When the UK’s lockdown began in late March, there was palpable concern for the community of SMEs that provide technology solutions to the public sector. Although the number of small and medium-sized businesses supplying to government has grown significantly in recent years, buoyed by newer routes to market such as the Digital Marketplace, it is still a relatively fledgling market.
These companies have endured tough trading conditions in the past couple of years due to the austerity agenda, the uncertainties of Brexit, and the resurgence of traditional systems integrators as digital transformation players. Then, just as the horizon was beginning to look brighter at the start of 2020, the coronavirus crisis caused the brakes to be applied again on discretionary tech spending, delivering a potentially fatal blow to some of these lean suppliers.

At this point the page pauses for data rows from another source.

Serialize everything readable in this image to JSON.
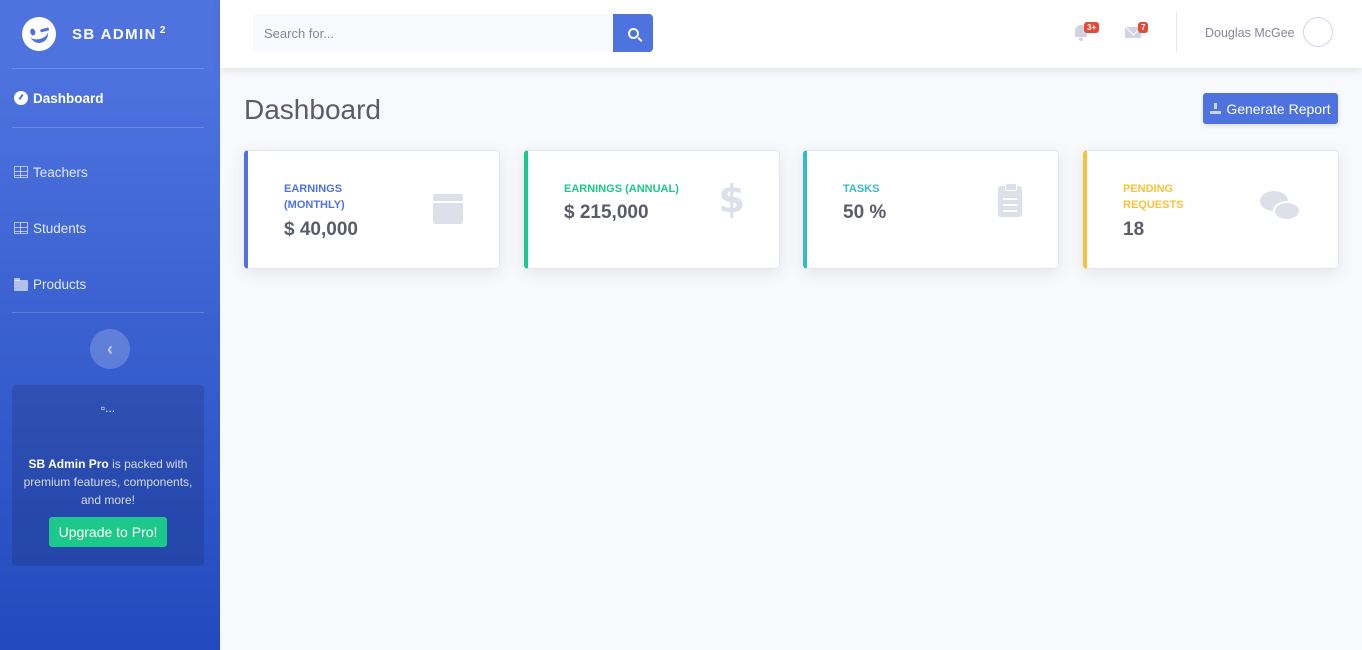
{
  "brand": {
    "name": "SB ADMIN",
    "superscript": "2"
  },
  "sidebar": {
    "items": [
      {
        "label": "Dashboard",
        "icon": "gauge-icon",
        "active": true
      },
      {
        "label": "Teachers",
        "icon": "table-icon"
      },
      {
        "label": "Students",
        "icon": "table-icon"
      },
      {
        "label": "Products",
        "icon": "folder-icon"
      }
    ],
    "toggle_icon": "chevron-left-icon",
    "promo": {
      "image_alt": "...",
      "strong_text": "SB Admin Pro",
      "text": " is packed with premium features, components, and more!",
      "button_label": "Upgrade to Pro!"
    }
  },
  "topbar": {
    "search": {
      "placeholder": "Search for...",
      "value": ""
    },
    "alerts_badge": "3+",
    "messages_badge": "7",
    "user_name": "Douglas McGee"
  },
  "main": {
    "title": "Dashboard",
    "report_button": "Generate Report",
    "cards": [
      {
        "label": "Earnings (Monthly)",
        "value": "$ 40,000",
        "color": "#4e73df",
        "icon": "calendar-icon"
      },
      {
        "label": "Earnings (Annual)",
        "value": "$ 215,000",
        "color": "#1cc88a",
        "icon": "dollar-icon"
      },
      {
        "label": "Tasks",
        "value": "50 %",
        "color": "#36b9cc",
        "icon": "clipboard-icon"
      },
      {
        "label": "Pending Requests",
        "value": "18",
        "color": "#f6c23e",
        "icon": "comments-icon"
      }
    ]
  },
  "colors": {
    "primary": "#4e73df",
    "success": "#1cc88a",
    "info": "#36b9cc",
    "warning": "#f6c23e",
    "danger": "#e74a3b"
  }
}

However, in researching a new report on the effect of COVID-19 on the govtech supply chain, I have found there is still much optimism for the future amongst SMEs. In particular, some of those technology providers that have already gained a toe-hold in the sector, have actually seen a mini-boom in business.
Public procurement professionals tend to be fairly risk-averse, so where an incumbent supplier is delivering to spec, they are now being rewarded. Cabinet Office advice, issued through public procurement notices (PPNs), is allowing existing contracts to be extended, or new ones let via accelerated processes in these extraordinary times. The Treasury is also playing its part in recognising the value that SMEs bring to new public service initiatives, especially in the digital space. Several measures have therefore been introduced, in conjunction with the Department for Business, Energy and Industrial Strategy (BEIS) and the British Business Bank, to ensure that these enterprises do not run out of cash, through providing access to grants and loans for continued funding.
While many govtech-focused SMEs are lean, they can burn through cash quickly without solid revenue streams, so state help has been very much welcomed. Another factor that may favour the smaller company over the larger tech giants is that their contracts are often delivered through contracted staff, meaning overheads can be cut quickly if needed.
Undoubtedly though, with the abrupt halt, or at best delay, to many projects resultant from the lockdown, there will be casualties and that, of course, is regrettable. SME suppliers with all their eggs in the public sector basket appear likely to be most vulnerable. The Chancellor, Rishi Sunak, has stated that any bounce-back in the economy could be a long slow process. The general feeling in the industry, is that the effects will be felt longer in the public sector than the private sector. The cost of providing Treasury-backed financial support to individuals, businesses and government agencies, which amounted to almost £125bn by early last month according to the National Audit Office (NAO) will have to be repaid.
Popular wisdom suggests that this year’s Comprehensive Spending Review (CSR), itself delayed by the pandemic, will see swingeing cuts once more in central government operational budgets, particularly those not providing frontline services to citizens. This administration has, to date, shown less appetite for Business-as-Usual (BAU) digital transformation, the lifeblood of many govtech SMEs, than its recent predecessors, so the mid-to long-term future looks a little bleaker.
It is therefore highly likely that digital reform programmes that were in the pipeline may have to be postponed or even curtailed. Strategic thinkers among SMEs are already planning for that scenario though. Those that have built up some equity, not expanded permanent staff beyond their means, and have also invested in winning private sector business, can look to the likes of financial services clients rather than government ones; they can pivot their focus on where tech spending returns first.
Those that have been in this industry for many years know that selling to the public sector has never been easy. What is today’s success (never overnight, but earned over many months of lobbying, persuading and trialling) can be tomorrow’s failure, so new-age suppliers must be skilled not only in innovation but also cautious business planning. From the evidence I witnessed through a number of interviews, I believe we are blessed in the UK govtech community with companies led by such people. I’m therefore confident that, with the right nurturing, the worthy SMEs can ride this storm and provide a platform for an innovative UK technology sector to rise again.
The full report, “How will the COVID-19 crisis affect GovTech SMEs” is available for GlobalData Public Sector subscribers to download here.
Rob Anderson is principal analyst in GlobalData’s public sector division